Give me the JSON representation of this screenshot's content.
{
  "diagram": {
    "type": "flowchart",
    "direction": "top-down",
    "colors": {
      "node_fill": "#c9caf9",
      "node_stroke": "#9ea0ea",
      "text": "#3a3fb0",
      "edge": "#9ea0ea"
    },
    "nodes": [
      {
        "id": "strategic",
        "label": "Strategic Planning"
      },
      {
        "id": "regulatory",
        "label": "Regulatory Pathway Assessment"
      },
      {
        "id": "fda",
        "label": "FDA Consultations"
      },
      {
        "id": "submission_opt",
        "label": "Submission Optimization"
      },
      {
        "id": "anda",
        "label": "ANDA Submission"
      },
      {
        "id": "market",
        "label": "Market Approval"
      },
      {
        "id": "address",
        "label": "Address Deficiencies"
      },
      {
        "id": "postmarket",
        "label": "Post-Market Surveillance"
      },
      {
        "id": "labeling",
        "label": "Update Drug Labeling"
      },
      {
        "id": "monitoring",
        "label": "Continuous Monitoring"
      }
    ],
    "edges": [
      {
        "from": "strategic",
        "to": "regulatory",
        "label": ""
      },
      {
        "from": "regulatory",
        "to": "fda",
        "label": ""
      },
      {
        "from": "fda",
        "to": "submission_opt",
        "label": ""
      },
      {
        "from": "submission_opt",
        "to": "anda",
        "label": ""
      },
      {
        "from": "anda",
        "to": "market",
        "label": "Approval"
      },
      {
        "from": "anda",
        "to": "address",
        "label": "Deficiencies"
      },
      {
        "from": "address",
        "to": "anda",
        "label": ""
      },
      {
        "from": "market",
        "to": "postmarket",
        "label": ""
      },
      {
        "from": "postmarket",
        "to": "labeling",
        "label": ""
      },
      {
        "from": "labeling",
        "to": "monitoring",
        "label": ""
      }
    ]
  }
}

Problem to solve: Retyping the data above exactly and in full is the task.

Solution to the exercise:
Give me the JSON representation of this screenshot's content.
{
  "diagram": {
    "type": "flowchart",
    "direction": "top-down",
    "colors": {
      "node_fill": "#c9caf9",
      "node_stroke": "#9ea0ea",
      "text": "#3a3fb0",
      "edge": "#9ea0ea"
    },
    "nodes": [
      {
        "id": "strategic",
        "label": "Strategic Planning"
      },
      {
        "id": "regulatory",
        "label": "Regulatory Pathway Assessment"
      },
      {
        "id": "fda",
        "label": "FDA Consultations"
      },
      {
        "id": "submission_opt",
        "label": "Submission Optimization"
      },
      {
        "id": "anda",
        "label": "ANDA Submission"
      },
      {
        "id": "market",
        "label": "Market Approval"
      },
      {
        "id": "address",
        "label": "Address Deficiencies"
      },
      {
        "id": "postmarket",
        "label": "Post-Market Surveillance"
      },
      {
        "id": "labeling",
        "label": "Update Drug Labeling"
      },
      {
        "id": "monitoring",
        "label": "Continuous Monitoring"
      }
    ],
    "edges": [
      {
        "from": "strategic",
        "to": "regulatory",
        "label": ""
      },
      {
        "from": "regulatory",
        "to": "fda",
        "label": ""
      },
      {
        "from": "fda",
        "to": "submission_opt",
        "label": ""
      },
      {
        "from": "submission_opt",
        "to": "anda",
        "label": ""
      },
      {
        "from": "anda",
        "to": "market",
        "label": "Approval"
      },
      {
        "from": "anda",
        "to": "address",
        "label": "Deficiencies"
      },
      {
        "from": "address",
        "to": "anda",
        "label": ""
      },
      {
        "from": "market",
        "to": "postmarket",
        "label": ""
      },
      {
        "from": "postmarket",
        "to": "labeling",
        "label": ""
      },
      {
        "from": "labeling",
        "to": "monitoring",
        "label": ""
      }
    ]
  }
}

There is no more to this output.